• [WHAT YOU SHOULD DO]: What lines below include the string "jiaodu"? Pick them out and copy them.

Excerpts from an interface dataset:

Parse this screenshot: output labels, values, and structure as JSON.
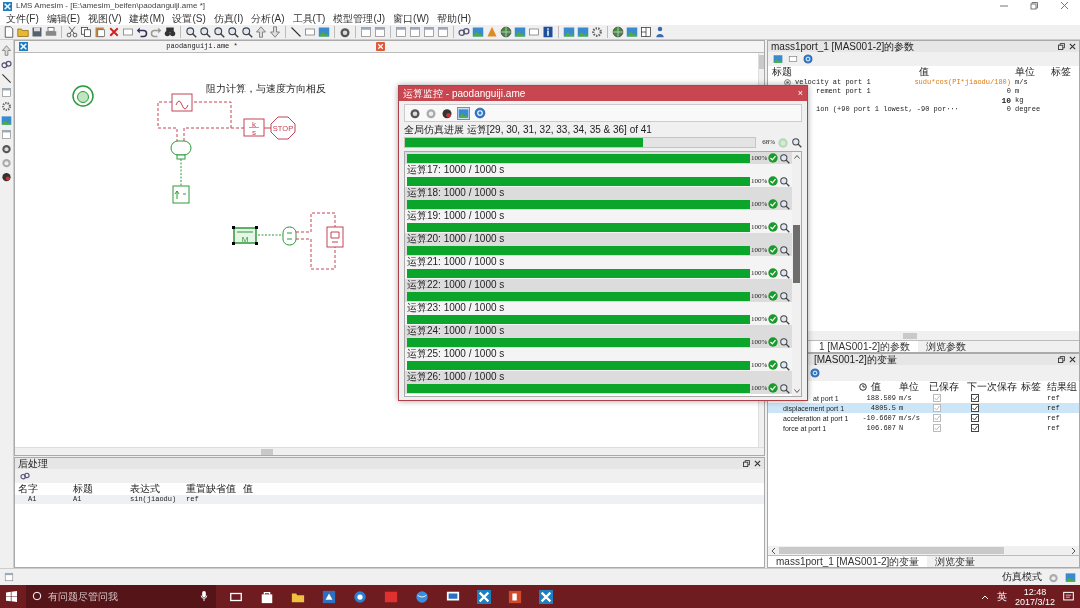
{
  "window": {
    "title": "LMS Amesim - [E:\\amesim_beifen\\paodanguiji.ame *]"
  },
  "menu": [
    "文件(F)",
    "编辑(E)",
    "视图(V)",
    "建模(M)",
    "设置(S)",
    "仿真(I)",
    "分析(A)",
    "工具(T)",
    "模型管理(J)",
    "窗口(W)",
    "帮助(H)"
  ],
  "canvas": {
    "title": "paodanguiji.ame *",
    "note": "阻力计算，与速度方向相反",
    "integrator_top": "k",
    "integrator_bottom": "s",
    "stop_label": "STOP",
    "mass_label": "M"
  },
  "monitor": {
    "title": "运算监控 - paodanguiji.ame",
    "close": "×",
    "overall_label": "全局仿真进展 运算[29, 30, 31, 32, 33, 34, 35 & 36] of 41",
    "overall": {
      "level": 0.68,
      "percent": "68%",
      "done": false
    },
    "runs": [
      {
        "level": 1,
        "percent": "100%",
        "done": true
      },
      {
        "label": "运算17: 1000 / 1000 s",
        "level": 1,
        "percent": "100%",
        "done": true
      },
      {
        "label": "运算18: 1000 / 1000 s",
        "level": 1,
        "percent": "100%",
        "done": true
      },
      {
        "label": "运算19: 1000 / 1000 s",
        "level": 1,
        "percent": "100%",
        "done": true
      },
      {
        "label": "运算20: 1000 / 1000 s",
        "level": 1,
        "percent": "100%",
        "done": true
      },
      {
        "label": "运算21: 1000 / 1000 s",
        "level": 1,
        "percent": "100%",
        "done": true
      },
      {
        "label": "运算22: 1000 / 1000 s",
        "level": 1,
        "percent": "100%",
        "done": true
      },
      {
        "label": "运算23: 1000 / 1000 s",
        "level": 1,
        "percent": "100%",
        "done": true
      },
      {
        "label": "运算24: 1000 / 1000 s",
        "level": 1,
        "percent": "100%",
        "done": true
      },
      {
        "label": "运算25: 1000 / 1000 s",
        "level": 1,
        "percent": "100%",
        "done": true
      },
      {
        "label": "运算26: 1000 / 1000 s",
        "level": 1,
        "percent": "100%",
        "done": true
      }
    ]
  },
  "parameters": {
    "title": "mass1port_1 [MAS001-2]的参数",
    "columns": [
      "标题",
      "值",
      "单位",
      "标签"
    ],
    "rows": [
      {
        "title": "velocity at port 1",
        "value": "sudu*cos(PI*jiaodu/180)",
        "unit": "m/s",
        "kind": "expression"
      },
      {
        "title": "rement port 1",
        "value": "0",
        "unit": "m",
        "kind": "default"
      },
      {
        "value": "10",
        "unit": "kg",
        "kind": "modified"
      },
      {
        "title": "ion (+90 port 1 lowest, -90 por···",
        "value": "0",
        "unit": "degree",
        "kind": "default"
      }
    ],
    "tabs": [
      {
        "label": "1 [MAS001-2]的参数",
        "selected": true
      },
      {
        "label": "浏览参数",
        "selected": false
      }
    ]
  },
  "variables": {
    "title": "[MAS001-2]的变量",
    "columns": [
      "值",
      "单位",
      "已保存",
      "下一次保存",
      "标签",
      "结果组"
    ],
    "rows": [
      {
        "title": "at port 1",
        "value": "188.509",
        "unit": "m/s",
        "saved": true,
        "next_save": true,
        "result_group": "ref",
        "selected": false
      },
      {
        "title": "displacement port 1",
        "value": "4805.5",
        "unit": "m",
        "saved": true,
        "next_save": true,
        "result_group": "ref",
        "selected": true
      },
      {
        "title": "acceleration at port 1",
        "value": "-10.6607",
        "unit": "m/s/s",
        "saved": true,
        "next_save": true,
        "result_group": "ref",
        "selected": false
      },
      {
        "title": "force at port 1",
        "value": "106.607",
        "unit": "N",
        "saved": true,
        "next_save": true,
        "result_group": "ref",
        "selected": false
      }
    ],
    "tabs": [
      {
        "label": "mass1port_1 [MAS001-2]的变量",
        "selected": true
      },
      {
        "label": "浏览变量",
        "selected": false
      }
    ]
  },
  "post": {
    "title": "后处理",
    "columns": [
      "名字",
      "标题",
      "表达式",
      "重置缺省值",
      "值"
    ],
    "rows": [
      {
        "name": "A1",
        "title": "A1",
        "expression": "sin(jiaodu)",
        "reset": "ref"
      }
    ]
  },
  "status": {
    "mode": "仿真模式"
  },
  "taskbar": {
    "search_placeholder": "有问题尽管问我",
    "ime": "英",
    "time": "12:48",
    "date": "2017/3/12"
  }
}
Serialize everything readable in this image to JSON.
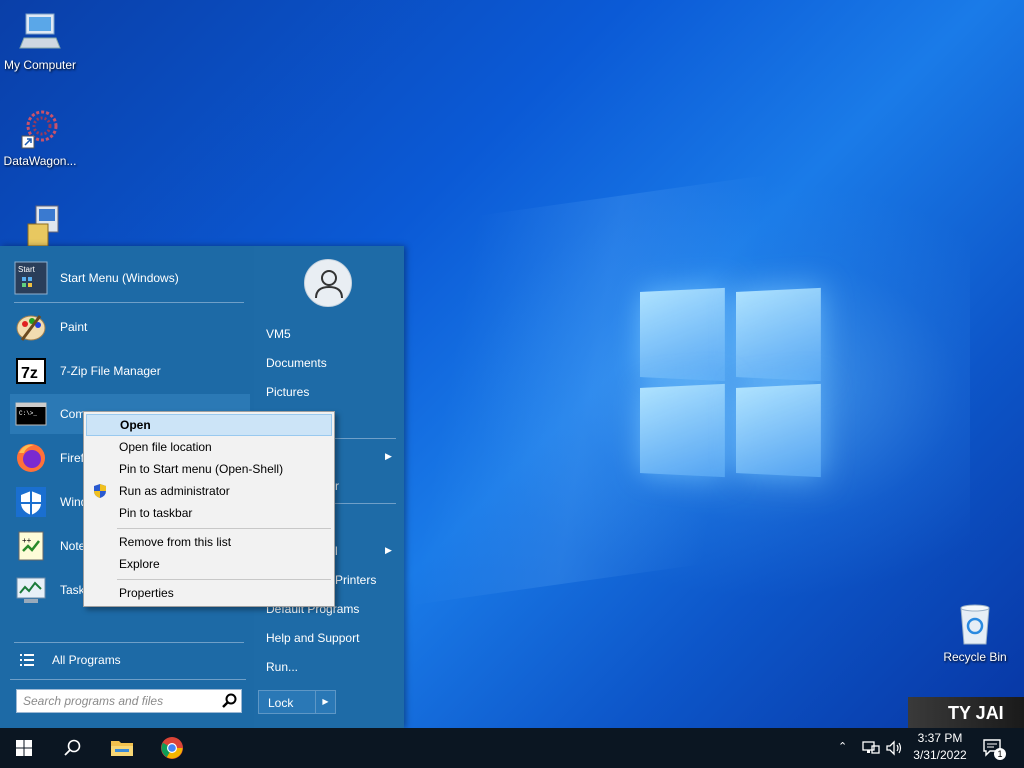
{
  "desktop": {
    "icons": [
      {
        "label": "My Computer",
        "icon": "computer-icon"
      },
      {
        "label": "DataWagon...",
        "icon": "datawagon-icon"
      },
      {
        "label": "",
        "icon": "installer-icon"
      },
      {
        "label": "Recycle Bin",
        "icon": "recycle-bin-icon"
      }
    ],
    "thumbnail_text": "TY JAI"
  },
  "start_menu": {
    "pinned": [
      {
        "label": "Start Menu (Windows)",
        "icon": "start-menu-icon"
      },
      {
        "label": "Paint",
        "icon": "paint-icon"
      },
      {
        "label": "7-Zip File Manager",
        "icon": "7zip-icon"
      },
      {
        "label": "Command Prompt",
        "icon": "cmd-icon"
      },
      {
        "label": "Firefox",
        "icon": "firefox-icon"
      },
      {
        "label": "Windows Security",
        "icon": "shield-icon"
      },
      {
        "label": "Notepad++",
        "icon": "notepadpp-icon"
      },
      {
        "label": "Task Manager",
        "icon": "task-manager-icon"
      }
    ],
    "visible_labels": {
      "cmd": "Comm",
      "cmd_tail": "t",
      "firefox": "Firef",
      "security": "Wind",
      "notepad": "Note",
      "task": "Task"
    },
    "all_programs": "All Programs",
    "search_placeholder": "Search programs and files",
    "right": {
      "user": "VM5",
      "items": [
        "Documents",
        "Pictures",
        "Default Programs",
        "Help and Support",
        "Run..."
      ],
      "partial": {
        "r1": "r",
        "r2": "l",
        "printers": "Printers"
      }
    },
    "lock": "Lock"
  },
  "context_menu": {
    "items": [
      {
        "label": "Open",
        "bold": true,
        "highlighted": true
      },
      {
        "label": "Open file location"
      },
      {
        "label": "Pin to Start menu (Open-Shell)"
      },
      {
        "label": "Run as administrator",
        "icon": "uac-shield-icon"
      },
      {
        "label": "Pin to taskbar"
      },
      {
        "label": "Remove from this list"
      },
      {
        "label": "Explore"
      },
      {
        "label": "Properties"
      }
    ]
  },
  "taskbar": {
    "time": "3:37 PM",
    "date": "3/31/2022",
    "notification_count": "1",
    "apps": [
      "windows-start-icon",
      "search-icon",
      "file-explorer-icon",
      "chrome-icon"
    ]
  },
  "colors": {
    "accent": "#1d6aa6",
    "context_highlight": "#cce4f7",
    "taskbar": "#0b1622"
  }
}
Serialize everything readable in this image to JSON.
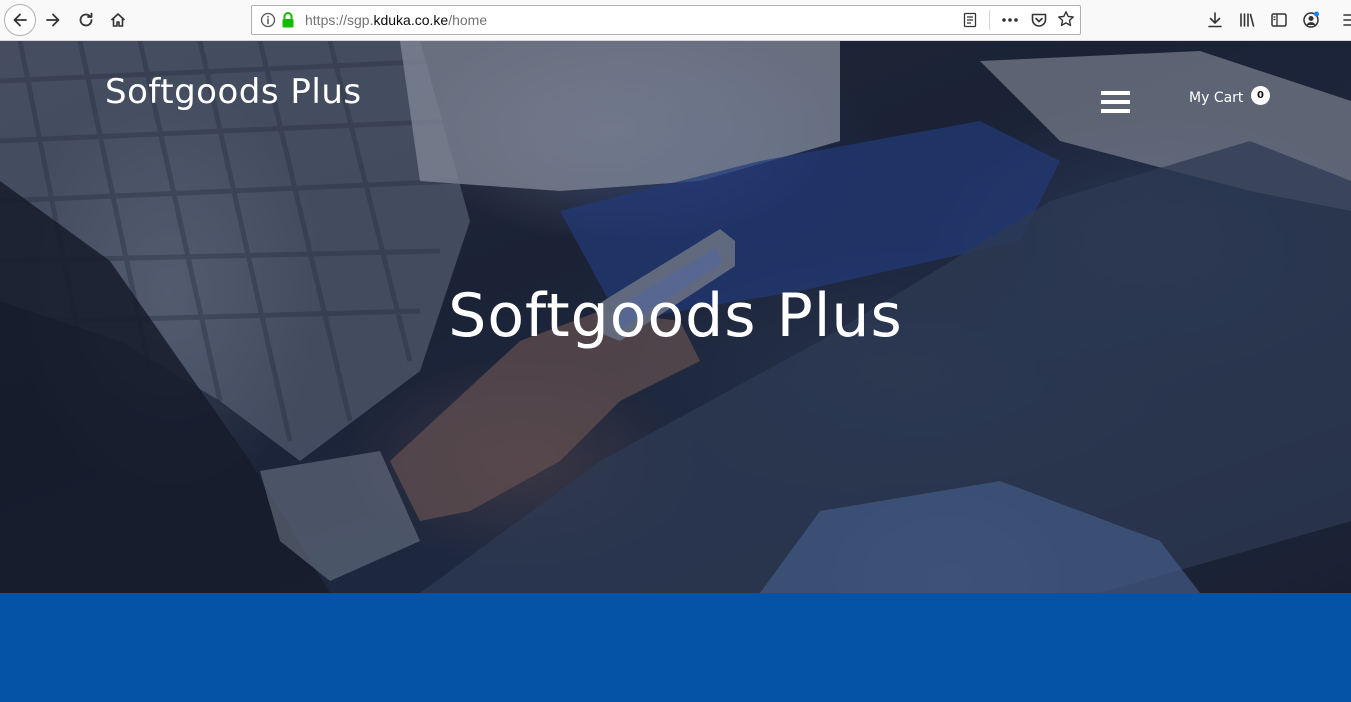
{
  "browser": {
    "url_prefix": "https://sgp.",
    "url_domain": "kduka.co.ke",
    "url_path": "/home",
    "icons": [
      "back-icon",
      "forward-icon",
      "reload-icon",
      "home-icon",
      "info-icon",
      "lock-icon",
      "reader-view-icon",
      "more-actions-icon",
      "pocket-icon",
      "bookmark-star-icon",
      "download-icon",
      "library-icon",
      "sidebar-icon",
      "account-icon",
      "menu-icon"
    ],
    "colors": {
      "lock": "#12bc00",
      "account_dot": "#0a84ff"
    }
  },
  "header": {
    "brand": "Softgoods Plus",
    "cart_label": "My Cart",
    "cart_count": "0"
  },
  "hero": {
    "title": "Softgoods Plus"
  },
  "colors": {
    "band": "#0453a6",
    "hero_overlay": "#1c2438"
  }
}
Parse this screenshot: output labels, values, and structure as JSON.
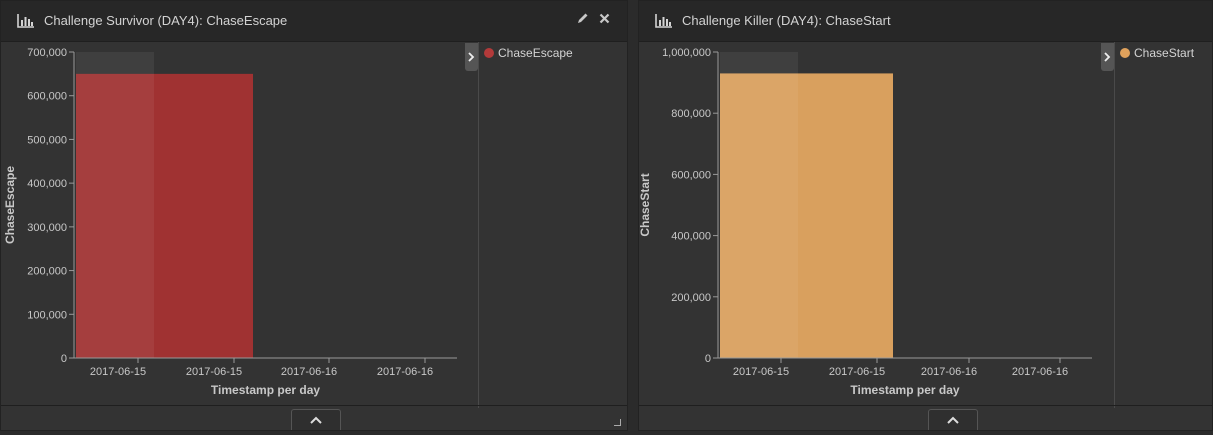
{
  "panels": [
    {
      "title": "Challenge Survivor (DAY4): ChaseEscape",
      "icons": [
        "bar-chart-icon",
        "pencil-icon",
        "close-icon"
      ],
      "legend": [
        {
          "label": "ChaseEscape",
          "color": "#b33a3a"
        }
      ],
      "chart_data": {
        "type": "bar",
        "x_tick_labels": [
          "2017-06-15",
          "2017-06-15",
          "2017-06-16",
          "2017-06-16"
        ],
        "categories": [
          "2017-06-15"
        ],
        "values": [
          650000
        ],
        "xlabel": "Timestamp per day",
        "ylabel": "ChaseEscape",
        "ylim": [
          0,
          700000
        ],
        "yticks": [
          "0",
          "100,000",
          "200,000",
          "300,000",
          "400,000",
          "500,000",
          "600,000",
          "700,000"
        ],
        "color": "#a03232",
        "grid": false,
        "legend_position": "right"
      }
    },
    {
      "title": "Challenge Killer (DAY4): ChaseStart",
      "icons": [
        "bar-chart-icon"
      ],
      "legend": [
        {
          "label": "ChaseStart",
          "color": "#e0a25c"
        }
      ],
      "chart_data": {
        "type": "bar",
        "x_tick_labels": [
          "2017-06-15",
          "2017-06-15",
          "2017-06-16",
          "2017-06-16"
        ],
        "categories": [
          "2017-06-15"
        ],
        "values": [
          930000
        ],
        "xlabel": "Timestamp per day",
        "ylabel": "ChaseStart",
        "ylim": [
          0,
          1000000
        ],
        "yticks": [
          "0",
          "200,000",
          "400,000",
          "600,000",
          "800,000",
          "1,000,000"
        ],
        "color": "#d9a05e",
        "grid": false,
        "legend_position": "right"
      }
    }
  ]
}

• [RESULT OF THE TASK]:
        "value": "sudu*cos(PI*jiaodu/180)",
        "expression": "sin(jiaodu)",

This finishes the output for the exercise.